Slogans are not enough
A view from Sue Unerman

Slogans are not enough

Ian Katz, the editor of Newsnight, wrote recently about an impasse in journalism, suggesting a deal to allow politicians to get their point across in traditional media and be less defensive.

As the general election approaches, I think politicians should focus on their direct channel to the public – social media.

At Twitter's new headquarters, the presenter Rick Edwards and the former spin doctor Alastair Campbell explained how the platform can enthuse people about politics. They agreed that no British party leader is doing Twitter particularly well, and everyone is amateur compared with Obama. We were reminded of the effective use of social media in the 2008 US election campaign (as explained in To Be President). Will the 2015 election be UK politics' year of social media?

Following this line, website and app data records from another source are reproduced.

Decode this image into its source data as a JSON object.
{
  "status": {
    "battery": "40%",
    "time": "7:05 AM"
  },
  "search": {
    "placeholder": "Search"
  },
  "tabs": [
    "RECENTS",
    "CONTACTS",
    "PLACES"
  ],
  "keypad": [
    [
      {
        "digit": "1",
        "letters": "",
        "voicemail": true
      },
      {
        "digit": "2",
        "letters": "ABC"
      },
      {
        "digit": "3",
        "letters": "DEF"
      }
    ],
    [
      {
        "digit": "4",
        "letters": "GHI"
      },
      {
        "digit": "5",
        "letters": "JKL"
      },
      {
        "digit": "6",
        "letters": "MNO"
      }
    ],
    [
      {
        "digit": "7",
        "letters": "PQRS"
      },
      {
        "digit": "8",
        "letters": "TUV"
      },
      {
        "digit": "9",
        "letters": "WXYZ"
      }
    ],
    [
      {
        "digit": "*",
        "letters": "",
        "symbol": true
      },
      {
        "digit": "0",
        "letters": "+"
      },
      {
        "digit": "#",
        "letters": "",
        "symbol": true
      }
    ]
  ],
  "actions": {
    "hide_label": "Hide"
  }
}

Edwards said the Prime Minister's Tweets are just "tell" at the moment and need added interaction with followers. Twitter is for conversations and expressions of humanity – it is not a loud hailer (the same, obviously, is true for a brand's use of social).

Campbell suggested the key is authenticity (as for all modern marketing – see Tell The Truth) and explained that, during his time at Downing Street, it was still possible to have a command-and-control attitude to the news agenda. Not any more. Politicians need to catch up with the fact that social can be a better gauge of the public’s views than a newspaper columnist.

In 1960, John F Kennedy and Richard Nixon squared off in the first-ever TV debate between presidential candidates. It is widely believed that this changed the course of politics. Kennedy's greater visual appeal won voters over and it was much harder after 1960 to win if you were not at least remotely photogenic.

Could the UK general election change politics again? Instead of how good you look on TV, could how well you come across on social media be the decisive factor?

When I asked them, neither Edwards nor Campbell were entirely convinced that this is the breakthrough year, but social media is changing things fast. In the town of Jun in Spain, the mayor made all public services accountable via Twitter. Meanwhile, social media was crucial in India's 2014 election. The politician Rajeev Chandrasekhar commented: "On social networks, politicians cannot hide from scrutiny and interactivity."

Exactly. One hundred and forty characters. It tells you a good deal about someone's character.

Sue Unerman is the chief strategy officer at MediaCom